Date of Award

Spring 2-28-1983

Document Type


Degree Name

Master of Science (MS)


Oceanography and Coastal Sciences

First Advisor

John W. Day, Jr.

Second Advisor

Leonard M. Bahr, Jr

Third Advisor

Robert H. Harris

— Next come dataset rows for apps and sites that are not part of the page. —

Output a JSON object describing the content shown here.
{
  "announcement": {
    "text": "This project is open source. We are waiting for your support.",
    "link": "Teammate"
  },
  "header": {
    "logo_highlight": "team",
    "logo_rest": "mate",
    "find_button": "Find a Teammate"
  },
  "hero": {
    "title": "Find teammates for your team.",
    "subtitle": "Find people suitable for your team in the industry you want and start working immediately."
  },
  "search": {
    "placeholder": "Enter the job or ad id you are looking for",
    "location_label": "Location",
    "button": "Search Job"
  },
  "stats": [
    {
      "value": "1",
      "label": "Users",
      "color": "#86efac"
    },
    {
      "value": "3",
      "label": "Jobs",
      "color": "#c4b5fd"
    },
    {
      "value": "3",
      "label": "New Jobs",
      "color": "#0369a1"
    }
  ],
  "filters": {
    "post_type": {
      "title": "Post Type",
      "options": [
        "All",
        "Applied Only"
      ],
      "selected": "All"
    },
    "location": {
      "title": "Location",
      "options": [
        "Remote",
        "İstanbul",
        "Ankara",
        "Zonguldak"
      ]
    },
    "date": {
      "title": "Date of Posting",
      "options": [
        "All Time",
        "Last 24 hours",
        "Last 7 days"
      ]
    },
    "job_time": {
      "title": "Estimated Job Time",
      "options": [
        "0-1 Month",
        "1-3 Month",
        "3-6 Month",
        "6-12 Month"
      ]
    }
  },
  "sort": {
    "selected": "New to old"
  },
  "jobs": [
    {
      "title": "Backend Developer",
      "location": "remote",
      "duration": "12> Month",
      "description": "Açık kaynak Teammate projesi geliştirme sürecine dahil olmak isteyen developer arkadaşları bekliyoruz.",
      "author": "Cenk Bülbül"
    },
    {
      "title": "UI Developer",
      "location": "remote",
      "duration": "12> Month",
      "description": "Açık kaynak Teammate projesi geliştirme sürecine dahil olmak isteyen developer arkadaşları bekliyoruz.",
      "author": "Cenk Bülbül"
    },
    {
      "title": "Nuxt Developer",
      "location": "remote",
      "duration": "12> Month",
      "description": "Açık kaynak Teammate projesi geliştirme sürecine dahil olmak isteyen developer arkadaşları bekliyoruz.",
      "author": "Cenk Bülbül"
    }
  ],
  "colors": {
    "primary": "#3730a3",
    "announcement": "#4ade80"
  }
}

Macrobenthos and environmental variables were measured in the Barataria basin, Louisiana, at 32 stations in November 1978. Three of the stations (Lake Salvador, Little Lake and St. Denis Bayou) were sampled bimonthly from November 1977 through November 1978. Abundance, diversity, and biomass results indicated two different areas: fresh, low-salinity habitats in the upper and middle basin with high biomass, abundance, and diversity, and high-salinity habitats in the lower basin with low biomass, abundance, and diversity. Over the whole basin, crustaceans were the most abundant organisms, while the mollusks dominated the biomass. Insects, nematodes, and oligochaetes were characteristic of freshwater habitats, while polychaetes occurred in saline waters. Seasonal variation in abundance seemed to be regulated by salinity, while seasonal biomass changes were dependent only on the biomass of Rangia cuneata. Numerical classification was used to analyze spatial and temporal patterns. The natural and modified environments sampled clustered into distinctive groups. The . natural stations further clustered into open water and bayou areas. The analyses also indicate a distinctly different seasonality between Middle Lake Salvador, Little Lake, and St. Denis Bayou. Benthic abundance and diversity in freshwater stations are similar to those in the Atchafalaya delta, while higher salinity stations were similar to those in Lake Pontchartrain. The results support the idea that benthos are an important food source for nekton and that benthic populations are partially regulated by nekton. Peak benthic biomass coincides with the heaviest use of the area by migrating nekton. Benthic populations are lowest in the lower basin where predation is probably highest.



Included in

Life Sciences Commons